Although Lipsitz expertly analyzes what he calls the diachronic contexts for specific cultural productions, his argument could be strengthened by examining audience reactions to works outside of their immediate temporal construction. For example, in his discussion of Picnic (1955), he argues that the film depicts threats to the model version of family life, and compares it to 1979’s Kramer vs. Kramer. But what remains unclear is how an audience from 1979 or 1990 would view Picnic because its specific messages may seem archaic or inassimilable to audiences in later decades. If Lipsitz had explored Picnic’s ideological formulations within the context of 1990 politics, his arguments about diachronic dynamism would be substantially more formidable, especially if he was able to reveal significant continuities between Picnic and later works. More importantly, this would expand his arguments about the value of popular culture as historical artifacts because those artifacts would take on different meanings for different times: he would be able to argue that because 1990 is significantly different than 1955, audiences should perceive the messages of Picnic in predictable and identifiable ways. This decentered temporal scope could apply to any of the works Lipsitz refers to in the book, broadening his diachronic lens across the cultural sweep of history rather than limiting it to specific historical moments.
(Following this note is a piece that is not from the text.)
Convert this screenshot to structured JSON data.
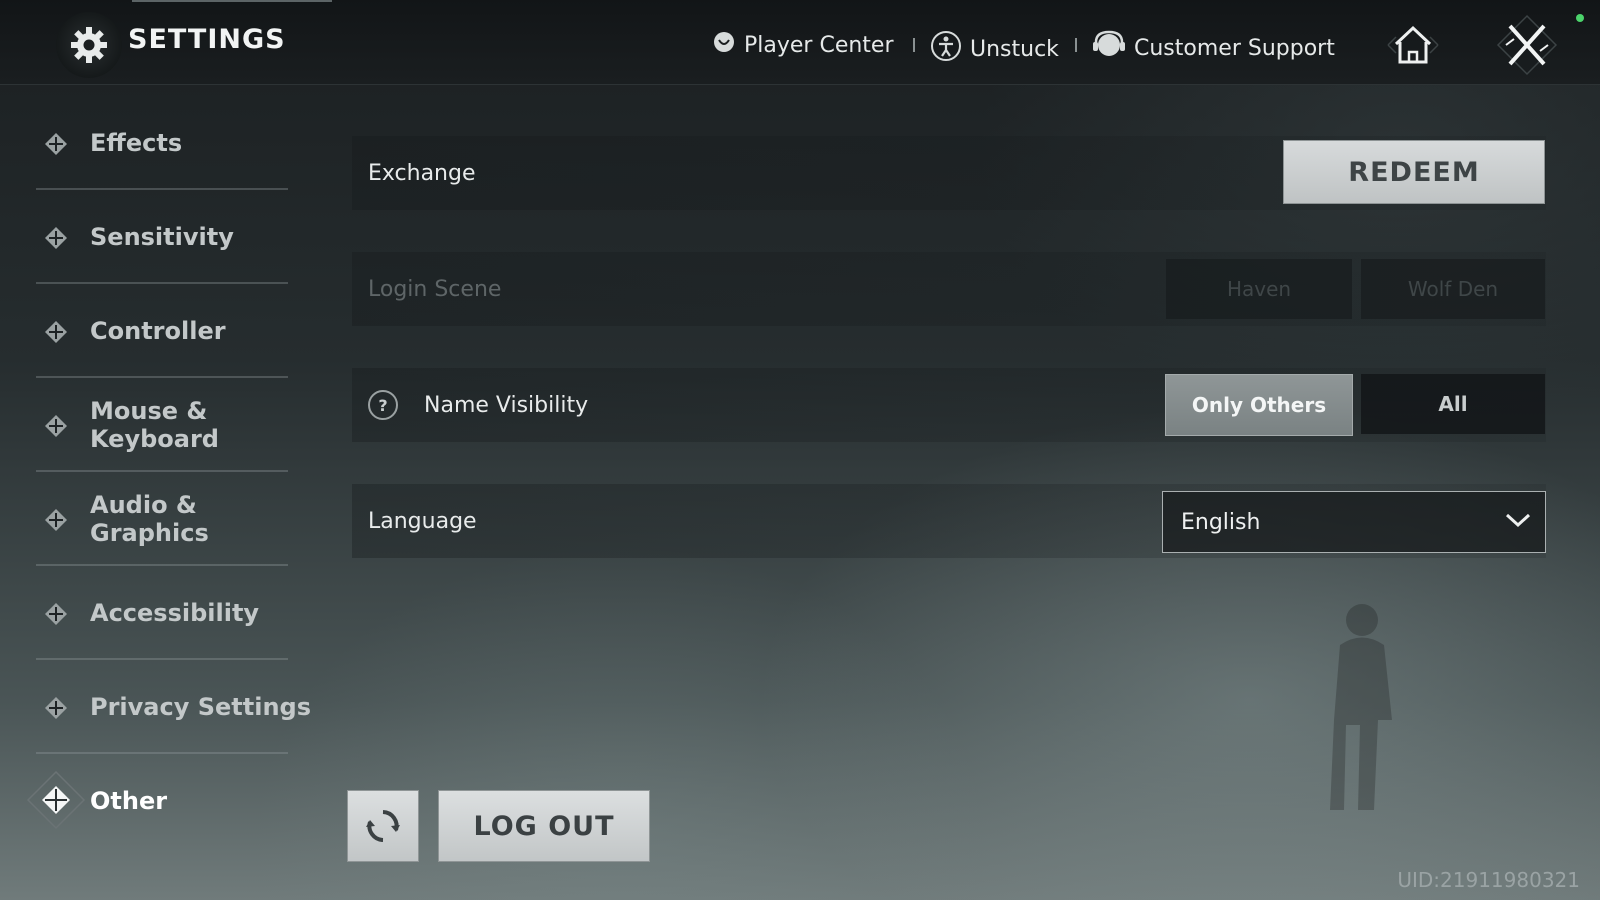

Time Passages is a fascinating and compelling analysis of the value and complexity of popular culture for historians. Lipsitz’s critique is neither unidirectional nor uncomplicated, but instead demonstrates how pop culture embodies both the values of the dominant culture as well as the immanent critique of those values inherent within appeals to an imagined past. By drawing on this notion of collective memory, Lipsitz problematizes historians’ narratives that have solipsistically treated popular culture as merely a vehicle for ideological assimilation without considering how aggrieved peoples can re-appropriate cultural forms for their own purposes. This book is indispensable for cultural historians, practitioners of American Studies, and studies of the subaltern.